**TASK OBJECTIVE:** Search the listing for the string "sender". Copy every line that has it.

**DATA SHOWN:**

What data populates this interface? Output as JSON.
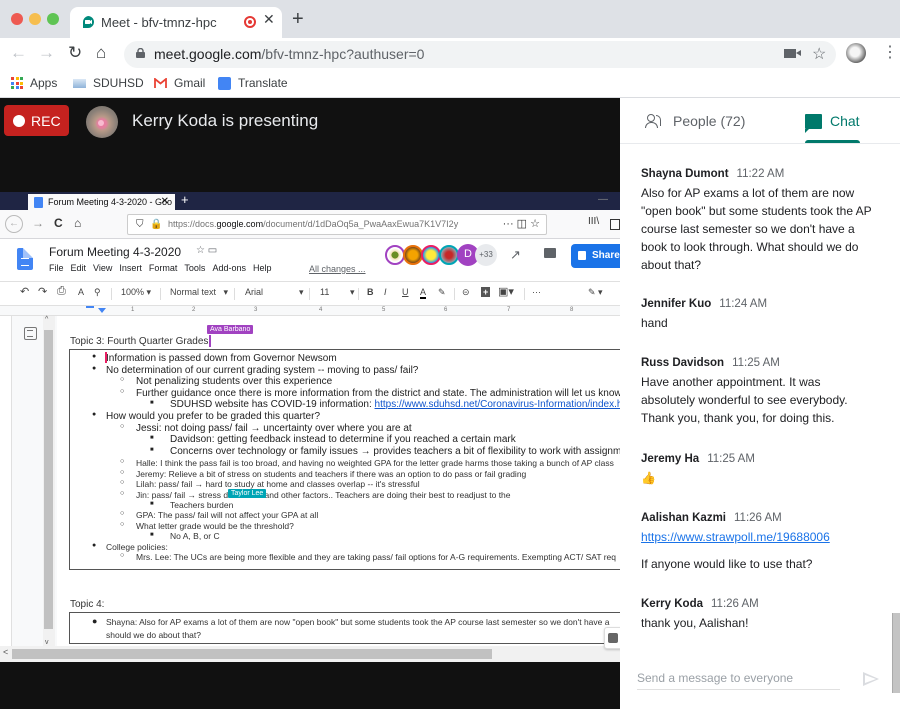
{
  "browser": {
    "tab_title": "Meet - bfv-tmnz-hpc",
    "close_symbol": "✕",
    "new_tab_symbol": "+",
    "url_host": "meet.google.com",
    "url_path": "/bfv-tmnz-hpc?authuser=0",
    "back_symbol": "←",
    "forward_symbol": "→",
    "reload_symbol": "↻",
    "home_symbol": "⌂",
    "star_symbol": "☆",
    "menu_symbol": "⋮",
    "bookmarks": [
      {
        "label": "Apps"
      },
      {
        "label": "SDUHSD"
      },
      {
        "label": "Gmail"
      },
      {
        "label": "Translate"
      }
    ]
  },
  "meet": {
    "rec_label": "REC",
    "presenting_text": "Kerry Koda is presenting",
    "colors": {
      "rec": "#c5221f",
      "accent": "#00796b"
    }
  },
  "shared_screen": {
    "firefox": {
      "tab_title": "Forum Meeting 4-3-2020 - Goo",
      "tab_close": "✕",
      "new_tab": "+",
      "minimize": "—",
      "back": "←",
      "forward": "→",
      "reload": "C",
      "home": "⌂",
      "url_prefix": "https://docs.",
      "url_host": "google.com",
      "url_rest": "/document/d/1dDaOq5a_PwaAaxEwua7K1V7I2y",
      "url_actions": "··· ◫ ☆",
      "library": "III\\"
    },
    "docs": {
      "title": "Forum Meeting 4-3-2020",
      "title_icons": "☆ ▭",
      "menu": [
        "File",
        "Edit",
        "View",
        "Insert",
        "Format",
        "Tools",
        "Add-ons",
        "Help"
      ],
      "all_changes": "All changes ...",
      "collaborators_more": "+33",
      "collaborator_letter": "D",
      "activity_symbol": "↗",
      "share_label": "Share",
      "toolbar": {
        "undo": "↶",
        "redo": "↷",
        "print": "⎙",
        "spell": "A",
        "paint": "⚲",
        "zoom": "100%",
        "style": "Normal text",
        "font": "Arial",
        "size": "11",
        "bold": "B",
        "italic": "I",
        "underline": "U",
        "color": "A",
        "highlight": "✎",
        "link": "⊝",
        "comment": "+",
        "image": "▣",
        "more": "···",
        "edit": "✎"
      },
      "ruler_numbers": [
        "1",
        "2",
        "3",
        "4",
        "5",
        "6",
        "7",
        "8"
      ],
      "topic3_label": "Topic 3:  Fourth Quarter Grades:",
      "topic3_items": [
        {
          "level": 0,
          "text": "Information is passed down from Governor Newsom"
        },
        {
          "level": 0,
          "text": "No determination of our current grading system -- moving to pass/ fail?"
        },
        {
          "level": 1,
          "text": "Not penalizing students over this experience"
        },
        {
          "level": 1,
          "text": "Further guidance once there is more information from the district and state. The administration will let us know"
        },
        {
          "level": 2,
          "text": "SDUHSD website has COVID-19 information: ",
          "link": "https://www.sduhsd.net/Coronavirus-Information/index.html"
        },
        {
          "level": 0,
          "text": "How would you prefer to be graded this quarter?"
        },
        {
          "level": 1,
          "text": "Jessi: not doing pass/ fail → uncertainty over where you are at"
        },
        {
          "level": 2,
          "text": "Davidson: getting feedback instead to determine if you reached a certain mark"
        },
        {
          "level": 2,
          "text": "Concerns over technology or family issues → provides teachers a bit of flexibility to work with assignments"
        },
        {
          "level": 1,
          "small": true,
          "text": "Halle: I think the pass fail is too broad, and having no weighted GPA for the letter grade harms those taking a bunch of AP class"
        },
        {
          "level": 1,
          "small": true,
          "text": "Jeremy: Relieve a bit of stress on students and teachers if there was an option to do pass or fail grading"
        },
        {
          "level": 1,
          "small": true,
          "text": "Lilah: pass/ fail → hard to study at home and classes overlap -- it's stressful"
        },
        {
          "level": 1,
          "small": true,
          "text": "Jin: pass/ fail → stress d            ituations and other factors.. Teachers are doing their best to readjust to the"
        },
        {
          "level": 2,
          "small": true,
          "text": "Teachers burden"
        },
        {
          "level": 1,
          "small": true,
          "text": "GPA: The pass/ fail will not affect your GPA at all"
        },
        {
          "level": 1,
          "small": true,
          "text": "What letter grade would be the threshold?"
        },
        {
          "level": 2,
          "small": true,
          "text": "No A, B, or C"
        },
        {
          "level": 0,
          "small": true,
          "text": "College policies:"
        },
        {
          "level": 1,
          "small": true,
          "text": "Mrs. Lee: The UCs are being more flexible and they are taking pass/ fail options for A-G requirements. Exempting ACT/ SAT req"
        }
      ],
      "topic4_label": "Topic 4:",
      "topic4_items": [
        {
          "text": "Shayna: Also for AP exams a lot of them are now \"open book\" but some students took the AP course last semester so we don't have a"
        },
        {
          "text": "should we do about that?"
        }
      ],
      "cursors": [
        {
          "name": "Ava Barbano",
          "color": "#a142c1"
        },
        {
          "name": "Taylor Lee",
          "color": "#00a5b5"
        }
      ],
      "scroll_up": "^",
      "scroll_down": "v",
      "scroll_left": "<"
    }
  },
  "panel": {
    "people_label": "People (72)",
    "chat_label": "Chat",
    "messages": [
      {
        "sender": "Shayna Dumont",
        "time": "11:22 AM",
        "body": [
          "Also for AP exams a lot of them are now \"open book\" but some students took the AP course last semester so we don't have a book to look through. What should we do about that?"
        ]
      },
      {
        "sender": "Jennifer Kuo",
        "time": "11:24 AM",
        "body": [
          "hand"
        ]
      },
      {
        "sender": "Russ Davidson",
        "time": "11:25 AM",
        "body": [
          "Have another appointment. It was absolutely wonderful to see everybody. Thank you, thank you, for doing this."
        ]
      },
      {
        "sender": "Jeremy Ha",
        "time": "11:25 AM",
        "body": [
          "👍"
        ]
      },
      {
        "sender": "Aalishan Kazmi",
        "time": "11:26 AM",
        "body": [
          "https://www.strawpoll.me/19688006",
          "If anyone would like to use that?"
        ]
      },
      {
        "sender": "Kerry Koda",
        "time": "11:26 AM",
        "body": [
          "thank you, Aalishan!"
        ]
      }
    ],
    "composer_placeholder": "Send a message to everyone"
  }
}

**ANSWER FOR THIS EXERCISE:**
        "sender": "Shayna Dumont",
        "sender": "Jennifer Kuo",
        "sender": "Russ Davidson",
        "sender": "Jeremy Ha",
        "sender": "Aalishan Kazmi",
        "sender": "Kerry Koda",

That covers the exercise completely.